I was surprised to feel utterly awake. I stared at the attic ceiling. There were black, jutting shadows and, when I turned my head to the window, I saw there was a full, bright white moon like a circle of good cheese. It was the middle of the night.
Gracie’s snores echoed in the room. None of her was visible except a tuft of hair.
What had gone wrong between Ellen and Adam? It popped into my head and didn’t leave. It had woken me up. Things had cooled. But why?
I rubbed my eyes, turned my face to the pillow and attempted to sleep. But it refused to come. I was too alert. With a sigh, I sat up and got out of bed. Perhaps I might light the candle and read a little.
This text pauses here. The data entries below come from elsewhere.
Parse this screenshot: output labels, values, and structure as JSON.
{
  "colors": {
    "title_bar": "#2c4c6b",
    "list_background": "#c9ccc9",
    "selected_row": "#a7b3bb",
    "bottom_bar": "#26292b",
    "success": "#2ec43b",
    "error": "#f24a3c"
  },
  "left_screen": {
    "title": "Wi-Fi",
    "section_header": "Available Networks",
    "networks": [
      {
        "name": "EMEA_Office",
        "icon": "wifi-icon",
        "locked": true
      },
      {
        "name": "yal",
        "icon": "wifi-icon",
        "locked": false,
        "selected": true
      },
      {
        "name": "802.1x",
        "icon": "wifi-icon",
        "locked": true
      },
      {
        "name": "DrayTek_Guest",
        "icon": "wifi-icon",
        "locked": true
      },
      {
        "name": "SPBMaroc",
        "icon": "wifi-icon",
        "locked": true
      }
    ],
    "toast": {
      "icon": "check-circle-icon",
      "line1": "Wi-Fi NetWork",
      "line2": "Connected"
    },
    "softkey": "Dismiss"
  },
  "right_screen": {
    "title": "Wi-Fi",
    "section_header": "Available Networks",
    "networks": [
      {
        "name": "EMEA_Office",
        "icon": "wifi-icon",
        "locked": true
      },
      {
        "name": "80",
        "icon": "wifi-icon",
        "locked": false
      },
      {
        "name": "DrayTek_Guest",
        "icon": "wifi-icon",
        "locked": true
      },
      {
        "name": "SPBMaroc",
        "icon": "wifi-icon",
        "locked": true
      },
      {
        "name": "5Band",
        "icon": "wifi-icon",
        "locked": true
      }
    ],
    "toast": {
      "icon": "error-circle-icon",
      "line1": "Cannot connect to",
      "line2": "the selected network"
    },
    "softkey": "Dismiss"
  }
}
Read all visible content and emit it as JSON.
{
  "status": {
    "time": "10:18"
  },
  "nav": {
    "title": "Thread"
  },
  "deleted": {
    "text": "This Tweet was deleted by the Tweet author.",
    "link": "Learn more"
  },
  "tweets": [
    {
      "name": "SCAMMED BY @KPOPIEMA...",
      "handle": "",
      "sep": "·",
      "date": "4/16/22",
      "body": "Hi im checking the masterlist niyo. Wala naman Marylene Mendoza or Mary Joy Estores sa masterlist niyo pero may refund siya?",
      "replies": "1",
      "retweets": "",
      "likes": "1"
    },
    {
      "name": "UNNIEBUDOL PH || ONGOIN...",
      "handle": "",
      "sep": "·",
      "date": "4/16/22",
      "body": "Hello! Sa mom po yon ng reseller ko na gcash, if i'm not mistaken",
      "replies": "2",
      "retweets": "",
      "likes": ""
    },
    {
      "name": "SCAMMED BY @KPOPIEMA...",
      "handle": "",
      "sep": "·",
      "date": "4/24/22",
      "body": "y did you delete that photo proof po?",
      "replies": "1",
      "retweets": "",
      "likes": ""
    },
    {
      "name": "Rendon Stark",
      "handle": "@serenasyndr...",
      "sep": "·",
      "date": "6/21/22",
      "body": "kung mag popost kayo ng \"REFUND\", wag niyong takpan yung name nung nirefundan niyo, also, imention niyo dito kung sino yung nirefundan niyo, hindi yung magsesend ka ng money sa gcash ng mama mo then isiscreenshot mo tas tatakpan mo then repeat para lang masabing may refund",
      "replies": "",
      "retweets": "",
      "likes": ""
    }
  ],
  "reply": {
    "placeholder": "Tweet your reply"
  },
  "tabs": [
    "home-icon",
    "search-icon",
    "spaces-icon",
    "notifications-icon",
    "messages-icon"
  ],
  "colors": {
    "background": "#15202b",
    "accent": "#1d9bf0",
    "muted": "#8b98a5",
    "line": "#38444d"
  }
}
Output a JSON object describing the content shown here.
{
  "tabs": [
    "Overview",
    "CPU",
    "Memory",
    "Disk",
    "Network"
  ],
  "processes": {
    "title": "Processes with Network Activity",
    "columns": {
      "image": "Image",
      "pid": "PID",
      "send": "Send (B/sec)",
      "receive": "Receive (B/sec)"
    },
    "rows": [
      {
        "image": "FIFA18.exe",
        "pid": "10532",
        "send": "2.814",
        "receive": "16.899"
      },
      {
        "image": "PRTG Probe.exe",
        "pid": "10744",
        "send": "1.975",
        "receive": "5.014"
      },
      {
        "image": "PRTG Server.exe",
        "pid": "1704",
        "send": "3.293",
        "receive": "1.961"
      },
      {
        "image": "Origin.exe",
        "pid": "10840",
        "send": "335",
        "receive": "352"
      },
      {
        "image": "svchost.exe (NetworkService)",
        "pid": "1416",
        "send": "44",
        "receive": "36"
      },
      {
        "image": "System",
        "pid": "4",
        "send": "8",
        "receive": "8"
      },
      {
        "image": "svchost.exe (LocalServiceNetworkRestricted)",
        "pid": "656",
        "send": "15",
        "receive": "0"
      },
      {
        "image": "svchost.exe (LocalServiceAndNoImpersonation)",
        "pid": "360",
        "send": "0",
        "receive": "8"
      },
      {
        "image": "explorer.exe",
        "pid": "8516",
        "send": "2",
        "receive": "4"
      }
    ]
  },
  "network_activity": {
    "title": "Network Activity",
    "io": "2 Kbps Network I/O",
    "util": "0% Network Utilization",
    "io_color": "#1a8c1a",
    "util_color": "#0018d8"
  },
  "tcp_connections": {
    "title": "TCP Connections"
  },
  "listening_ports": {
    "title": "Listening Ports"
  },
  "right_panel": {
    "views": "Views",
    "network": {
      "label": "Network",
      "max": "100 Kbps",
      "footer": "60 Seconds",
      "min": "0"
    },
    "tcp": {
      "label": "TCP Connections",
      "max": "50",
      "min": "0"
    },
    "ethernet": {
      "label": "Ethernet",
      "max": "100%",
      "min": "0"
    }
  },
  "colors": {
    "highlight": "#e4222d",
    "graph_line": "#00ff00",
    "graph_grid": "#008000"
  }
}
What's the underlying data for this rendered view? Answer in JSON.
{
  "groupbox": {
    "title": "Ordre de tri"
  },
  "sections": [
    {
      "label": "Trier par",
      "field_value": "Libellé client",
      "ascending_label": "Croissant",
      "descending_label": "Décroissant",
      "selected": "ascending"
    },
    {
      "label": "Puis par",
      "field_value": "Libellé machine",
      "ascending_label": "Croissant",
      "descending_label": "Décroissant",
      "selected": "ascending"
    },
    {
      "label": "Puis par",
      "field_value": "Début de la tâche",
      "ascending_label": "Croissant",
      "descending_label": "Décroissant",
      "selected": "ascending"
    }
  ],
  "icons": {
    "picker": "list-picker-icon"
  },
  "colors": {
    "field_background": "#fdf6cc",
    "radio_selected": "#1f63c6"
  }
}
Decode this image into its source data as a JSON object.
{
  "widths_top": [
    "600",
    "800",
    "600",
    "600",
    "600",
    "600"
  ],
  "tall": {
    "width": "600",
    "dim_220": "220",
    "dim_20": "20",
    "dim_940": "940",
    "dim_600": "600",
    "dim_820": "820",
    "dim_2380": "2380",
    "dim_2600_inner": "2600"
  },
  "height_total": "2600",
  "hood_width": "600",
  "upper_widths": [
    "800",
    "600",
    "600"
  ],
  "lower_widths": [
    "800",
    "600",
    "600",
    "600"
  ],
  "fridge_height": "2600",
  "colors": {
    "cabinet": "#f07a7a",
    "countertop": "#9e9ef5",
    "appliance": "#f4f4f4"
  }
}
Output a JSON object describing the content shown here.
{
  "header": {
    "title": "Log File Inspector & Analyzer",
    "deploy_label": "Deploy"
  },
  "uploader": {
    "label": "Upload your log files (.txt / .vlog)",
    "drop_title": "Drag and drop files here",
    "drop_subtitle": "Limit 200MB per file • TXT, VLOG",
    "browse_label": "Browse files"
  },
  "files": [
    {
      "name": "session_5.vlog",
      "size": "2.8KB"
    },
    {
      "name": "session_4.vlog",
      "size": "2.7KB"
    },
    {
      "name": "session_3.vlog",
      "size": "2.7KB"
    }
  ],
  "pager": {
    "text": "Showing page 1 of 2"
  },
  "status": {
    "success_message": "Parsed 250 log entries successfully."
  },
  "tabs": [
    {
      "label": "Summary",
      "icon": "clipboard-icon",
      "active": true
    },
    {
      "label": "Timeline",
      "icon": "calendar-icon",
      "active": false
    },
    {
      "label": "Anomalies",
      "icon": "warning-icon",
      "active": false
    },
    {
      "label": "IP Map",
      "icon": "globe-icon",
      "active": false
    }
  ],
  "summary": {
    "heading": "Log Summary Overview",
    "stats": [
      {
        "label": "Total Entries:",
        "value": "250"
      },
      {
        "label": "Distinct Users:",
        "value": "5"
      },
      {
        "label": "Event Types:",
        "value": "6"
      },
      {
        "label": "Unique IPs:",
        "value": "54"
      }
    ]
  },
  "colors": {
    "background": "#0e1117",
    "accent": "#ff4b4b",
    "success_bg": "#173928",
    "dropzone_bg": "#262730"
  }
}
Reaching for the candle, I glanced out of the window. The moonlight made the view of the gardens clear. There below, a patch of white floated across my gaze before disappearing into the dark trees. I blinked.
What was it?
The candle quite forgotten, I pressed my nose to the glass trying to see more. The black shadowed woods had swallowed any movement. Beyond, there was a glitter of moonlight on the waters of the lake.
I picked up my coat and put it on, and laced up my boots. Then, tiptoeing quietly so as not to wake Gracie, I slipped out of the room. Someone, dressed in white, had walked in the gardens, through the woods towards the summerhouse and lake. Who was it, so late at night?
It was strange to be sneaking through the house in the silent, small hours. My heart was thudding. The ornaments and furniture made odd shapes. I half expected a figure to leap out and grab me.
I pressed down upon my imagination. I was no child to fear the darkness. The house was full of people. It was safe.
The main entrance to Muirfield was bolted. I knew it would be so. Mr Joseph was very particular about that. However, on checking the kitchen door, I found it to be unlocked. Not only that, it was ajar.
I hesitated only briefly, then pushed it open and stepped outside. I closed it behind me. The night air was cold and sharp and the moonlight made it easy to see. Curiosity pushed me on. I hurried round the corner towards the potting sheds and greenhouses.

Tracey Steel

Having worked on a number of magazines over the years, Tracey has found her perfect place on The Friend as she’s obsessed with reading and never goes anywhere without a book! She reads all the PF stories with a mug of tea close by and usually a bit of strong cheese too!